▶ _Data to examine_:
========================
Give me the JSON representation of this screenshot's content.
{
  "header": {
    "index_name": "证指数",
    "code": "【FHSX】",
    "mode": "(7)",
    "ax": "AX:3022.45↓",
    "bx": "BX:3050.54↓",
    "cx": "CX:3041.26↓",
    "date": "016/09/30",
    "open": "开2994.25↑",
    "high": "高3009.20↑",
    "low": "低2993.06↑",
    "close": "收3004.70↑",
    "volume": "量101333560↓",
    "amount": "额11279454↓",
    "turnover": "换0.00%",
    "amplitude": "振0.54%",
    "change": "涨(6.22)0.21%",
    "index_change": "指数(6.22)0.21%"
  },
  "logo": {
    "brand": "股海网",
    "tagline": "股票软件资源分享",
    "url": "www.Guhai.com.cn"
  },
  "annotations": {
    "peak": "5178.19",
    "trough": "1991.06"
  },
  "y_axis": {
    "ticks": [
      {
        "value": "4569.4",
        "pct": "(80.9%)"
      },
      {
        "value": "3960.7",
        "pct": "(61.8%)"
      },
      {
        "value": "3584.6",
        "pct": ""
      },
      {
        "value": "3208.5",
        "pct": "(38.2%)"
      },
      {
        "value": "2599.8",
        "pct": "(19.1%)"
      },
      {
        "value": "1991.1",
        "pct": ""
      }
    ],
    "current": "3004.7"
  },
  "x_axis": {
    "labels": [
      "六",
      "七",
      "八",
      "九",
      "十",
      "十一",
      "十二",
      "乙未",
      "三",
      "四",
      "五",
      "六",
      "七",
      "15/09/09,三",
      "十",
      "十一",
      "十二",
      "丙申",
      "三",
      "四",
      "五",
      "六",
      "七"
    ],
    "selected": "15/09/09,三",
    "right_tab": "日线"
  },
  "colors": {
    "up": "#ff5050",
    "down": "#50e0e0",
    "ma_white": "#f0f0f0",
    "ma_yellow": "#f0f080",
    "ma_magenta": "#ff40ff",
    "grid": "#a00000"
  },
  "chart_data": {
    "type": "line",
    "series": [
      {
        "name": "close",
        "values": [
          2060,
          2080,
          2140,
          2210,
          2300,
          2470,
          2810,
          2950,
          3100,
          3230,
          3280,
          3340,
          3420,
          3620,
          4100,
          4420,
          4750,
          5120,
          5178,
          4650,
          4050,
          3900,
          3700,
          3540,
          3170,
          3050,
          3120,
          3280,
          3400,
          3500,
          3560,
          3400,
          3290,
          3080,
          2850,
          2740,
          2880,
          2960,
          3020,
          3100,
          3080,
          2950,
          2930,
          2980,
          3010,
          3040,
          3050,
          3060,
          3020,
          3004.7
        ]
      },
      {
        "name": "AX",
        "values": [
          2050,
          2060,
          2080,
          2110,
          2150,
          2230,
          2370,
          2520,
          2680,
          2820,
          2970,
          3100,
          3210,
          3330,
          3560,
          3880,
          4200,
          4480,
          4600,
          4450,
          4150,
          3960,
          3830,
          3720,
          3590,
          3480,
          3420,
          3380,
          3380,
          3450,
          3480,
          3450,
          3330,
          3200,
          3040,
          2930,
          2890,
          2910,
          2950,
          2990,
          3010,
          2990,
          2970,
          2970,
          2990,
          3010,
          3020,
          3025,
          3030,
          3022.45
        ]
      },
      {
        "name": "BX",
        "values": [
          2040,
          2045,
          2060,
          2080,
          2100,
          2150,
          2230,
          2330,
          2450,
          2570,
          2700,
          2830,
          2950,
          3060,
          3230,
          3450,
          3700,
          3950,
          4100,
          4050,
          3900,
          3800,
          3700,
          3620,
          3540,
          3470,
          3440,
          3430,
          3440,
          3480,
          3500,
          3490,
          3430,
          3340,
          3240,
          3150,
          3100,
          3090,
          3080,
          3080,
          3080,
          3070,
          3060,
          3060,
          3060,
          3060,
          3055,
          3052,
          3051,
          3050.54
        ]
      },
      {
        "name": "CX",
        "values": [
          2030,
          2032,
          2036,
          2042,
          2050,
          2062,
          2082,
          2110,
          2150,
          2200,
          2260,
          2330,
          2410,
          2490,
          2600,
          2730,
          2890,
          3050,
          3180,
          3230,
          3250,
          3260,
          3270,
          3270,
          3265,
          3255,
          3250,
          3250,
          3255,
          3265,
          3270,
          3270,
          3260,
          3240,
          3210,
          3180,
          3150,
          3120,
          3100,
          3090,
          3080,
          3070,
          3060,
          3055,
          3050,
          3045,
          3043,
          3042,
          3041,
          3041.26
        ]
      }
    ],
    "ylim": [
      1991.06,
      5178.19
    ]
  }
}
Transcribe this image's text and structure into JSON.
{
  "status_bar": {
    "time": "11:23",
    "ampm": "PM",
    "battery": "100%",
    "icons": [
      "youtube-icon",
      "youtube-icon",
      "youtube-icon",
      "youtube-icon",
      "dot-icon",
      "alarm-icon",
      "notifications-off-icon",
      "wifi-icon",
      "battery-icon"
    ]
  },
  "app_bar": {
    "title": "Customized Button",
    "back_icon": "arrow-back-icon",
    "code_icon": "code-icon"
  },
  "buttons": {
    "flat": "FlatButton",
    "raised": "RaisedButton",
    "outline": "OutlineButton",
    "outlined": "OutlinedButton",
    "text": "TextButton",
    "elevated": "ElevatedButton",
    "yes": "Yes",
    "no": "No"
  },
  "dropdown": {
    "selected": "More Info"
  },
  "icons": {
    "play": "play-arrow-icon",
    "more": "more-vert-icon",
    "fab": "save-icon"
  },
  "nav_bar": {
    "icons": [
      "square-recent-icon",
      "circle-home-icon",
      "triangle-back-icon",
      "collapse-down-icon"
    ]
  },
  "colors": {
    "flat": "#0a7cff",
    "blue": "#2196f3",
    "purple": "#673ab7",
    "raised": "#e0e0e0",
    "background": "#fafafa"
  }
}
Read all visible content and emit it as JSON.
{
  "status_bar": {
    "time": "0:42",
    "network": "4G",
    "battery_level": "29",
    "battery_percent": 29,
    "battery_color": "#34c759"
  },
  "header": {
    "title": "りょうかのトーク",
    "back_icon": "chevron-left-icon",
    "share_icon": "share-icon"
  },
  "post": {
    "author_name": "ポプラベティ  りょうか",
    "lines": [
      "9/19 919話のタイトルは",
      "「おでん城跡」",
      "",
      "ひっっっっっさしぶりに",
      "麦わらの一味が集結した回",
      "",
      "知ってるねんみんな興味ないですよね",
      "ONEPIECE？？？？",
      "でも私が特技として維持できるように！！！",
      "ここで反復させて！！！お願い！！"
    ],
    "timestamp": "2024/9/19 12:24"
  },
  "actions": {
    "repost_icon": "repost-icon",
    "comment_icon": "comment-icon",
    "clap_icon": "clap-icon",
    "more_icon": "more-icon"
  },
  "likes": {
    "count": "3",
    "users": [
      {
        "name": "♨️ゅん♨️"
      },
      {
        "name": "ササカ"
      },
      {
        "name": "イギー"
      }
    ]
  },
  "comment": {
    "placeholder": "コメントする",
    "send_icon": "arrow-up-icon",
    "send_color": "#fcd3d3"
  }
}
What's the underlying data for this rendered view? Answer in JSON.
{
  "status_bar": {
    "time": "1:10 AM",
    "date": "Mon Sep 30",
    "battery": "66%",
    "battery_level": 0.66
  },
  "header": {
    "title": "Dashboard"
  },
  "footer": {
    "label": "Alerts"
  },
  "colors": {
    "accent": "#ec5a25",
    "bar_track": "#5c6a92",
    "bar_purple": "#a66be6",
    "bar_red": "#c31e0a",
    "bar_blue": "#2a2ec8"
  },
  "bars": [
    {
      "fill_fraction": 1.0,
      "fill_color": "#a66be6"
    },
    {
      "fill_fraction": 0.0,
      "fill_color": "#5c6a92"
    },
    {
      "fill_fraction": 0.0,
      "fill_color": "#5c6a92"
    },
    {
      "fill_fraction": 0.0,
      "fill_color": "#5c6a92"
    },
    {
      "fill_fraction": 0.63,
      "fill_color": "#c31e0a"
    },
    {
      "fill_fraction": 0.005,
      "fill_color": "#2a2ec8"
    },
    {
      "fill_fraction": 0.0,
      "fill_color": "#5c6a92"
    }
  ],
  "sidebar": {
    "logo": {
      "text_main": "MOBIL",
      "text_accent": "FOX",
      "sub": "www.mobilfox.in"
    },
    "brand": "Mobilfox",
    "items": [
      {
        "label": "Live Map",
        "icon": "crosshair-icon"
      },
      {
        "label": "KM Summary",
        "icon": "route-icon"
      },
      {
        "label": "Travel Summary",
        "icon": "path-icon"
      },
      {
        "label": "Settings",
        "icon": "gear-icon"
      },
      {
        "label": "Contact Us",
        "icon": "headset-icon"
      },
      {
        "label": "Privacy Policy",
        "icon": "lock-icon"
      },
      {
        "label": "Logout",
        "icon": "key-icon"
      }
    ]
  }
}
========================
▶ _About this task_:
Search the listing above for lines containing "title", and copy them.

▶ _Finished exercise_:
    "title": "Customized Button",
    "title": "りょうかのトーク",
    "title": "Dashboard"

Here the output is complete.